Grief on top of my existing depression and Bipolar II has made things difficult for not only me, but for those around me, most of all my husband. I'm learning to distinguish between grief emotions and reactions, and the "normal" ups and downs I experience with my Bipolar. And hubs is learning how to support and reassure me as we try to heal.I am now on new medications that are geared towards stabilizing my moods and am still in therapy. I also found a support group for miscarriage, pregnancy loss, and infant loss, and that has helped immensely.

I'm not telling you this to gain pity or sympathy, I don't want any of that, thanks. I am telling you this because this is me; this is my "normal." I am not ashamed of my mental illnesses, nor am I embarrassed that I need to take medication to balance the chemicals in my brain. I know my limits: what I can handle in a healthy way and what I cannot. Mental illness does not make me weak or less than, and I don't want to be treated as such. We need to break the negative stigma. It keeps many people from seeking the help they need, and encourages the rampant ignorance of psychological disorders in the general public.

I hope that by being open about my grief and mental illnesses I can shed some light on this side of the story. That I can help even just one person by letting them know they are not alone, and it's ok to get help. If you just need someone to listen, I'll be that person. If not me, reach out to a friend or family member. There are also support groups; find one in your area or even online.

No comments :

Post a Comment

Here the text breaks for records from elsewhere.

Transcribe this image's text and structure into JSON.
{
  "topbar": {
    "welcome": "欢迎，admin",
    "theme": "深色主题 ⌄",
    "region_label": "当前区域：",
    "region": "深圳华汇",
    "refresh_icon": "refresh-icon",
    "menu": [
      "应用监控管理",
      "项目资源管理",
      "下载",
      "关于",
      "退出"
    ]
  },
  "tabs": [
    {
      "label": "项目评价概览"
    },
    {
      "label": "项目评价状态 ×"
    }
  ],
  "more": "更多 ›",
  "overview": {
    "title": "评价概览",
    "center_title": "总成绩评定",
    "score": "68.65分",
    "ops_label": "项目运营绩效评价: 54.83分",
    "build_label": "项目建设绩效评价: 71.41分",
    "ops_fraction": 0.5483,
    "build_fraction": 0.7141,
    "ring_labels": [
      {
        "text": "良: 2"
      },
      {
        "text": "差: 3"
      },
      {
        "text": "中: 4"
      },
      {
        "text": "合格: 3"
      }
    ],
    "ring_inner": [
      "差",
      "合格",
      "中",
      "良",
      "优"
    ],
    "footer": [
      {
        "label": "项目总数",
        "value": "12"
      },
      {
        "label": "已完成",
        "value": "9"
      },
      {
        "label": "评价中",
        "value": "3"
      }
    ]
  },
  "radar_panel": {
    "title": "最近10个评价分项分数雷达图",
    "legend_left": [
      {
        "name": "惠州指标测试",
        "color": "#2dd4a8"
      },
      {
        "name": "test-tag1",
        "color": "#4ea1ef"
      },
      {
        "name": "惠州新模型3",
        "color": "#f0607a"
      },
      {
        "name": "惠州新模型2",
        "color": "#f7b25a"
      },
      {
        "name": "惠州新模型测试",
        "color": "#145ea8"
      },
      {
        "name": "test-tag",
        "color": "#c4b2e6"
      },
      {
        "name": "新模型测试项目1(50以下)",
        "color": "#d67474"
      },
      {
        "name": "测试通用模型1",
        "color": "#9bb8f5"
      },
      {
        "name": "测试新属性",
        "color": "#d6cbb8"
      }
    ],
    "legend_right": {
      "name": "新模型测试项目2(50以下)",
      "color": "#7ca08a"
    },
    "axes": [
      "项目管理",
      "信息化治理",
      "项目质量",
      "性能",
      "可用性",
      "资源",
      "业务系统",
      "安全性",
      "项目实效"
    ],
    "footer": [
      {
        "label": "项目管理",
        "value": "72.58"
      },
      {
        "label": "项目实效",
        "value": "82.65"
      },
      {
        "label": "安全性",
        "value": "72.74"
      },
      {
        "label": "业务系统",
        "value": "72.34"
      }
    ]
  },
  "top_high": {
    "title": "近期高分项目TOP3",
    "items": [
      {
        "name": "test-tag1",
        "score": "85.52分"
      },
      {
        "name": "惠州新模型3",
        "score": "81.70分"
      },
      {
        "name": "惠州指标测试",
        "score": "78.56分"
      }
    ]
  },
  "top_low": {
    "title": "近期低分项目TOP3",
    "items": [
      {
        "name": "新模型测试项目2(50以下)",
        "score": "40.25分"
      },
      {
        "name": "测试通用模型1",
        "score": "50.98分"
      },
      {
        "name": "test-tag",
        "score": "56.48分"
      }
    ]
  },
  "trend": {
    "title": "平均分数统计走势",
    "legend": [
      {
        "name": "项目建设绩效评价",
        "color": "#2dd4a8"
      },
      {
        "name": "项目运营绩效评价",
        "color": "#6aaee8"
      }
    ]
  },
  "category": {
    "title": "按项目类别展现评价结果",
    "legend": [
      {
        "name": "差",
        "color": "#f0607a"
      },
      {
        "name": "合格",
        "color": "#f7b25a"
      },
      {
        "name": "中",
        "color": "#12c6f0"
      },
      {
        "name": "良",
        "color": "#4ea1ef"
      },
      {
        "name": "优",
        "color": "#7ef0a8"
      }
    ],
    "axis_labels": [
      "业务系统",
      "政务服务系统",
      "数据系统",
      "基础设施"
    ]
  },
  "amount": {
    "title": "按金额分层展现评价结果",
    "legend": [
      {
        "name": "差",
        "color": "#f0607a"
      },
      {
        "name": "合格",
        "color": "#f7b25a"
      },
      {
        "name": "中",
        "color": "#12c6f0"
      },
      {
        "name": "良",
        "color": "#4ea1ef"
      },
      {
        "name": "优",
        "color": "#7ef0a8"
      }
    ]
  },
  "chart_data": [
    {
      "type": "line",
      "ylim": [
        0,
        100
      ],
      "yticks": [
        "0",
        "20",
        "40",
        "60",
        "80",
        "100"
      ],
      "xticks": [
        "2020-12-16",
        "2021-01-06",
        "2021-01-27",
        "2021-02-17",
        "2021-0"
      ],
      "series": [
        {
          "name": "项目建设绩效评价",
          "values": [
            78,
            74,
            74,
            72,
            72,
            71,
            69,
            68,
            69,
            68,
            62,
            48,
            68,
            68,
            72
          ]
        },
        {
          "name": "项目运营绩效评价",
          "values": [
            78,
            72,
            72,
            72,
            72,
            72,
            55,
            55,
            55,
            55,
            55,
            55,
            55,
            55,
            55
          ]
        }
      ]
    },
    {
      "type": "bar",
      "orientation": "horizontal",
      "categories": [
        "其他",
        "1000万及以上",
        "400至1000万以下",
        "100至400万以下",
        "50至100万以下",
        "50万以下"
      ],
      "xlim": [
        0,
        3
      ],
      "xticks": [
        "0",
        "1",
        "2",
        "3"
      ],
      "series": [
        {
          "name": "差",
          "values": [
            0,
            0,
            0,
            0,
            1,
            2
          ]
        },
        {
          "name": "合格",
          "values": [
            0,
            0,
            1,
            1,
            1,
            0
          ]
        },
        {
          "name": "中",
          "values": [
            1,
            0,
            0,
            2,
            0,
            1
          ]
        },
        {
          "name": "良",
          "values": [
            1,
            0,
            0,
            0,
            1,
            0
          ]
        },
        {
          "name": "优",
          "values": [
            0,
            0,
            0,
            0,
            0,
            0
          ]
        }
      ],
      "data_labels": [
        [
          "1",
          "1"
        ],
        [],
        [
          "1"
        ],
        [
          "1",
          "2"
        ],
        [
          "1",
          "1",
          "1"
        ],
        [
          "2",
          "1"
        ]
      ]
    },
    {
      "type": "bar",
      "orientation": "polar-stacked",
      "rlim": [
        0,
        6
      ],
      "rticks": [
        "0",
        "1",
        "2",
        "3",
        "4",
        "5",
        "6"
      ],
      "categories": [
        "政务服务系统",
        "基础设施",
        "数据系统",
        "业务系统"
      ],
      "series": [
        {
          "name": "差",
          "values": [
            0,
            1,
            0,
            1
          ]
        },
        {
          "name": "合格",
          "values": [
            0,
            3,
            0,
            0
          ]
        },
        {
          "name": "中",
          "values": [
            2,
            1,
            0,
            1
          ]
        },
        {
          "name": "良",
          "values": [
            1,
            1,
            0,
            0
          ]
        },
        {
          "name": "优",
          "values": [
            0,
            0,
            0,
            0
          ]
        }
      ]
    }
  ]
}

Thank you for stopping by!
I read, appreciate, and try to respond (on the blog or via email) to every comment because I truly love receiving feedback from you lovelies. If you don't hear from me, please make sure you are not a "No Reply" blogger.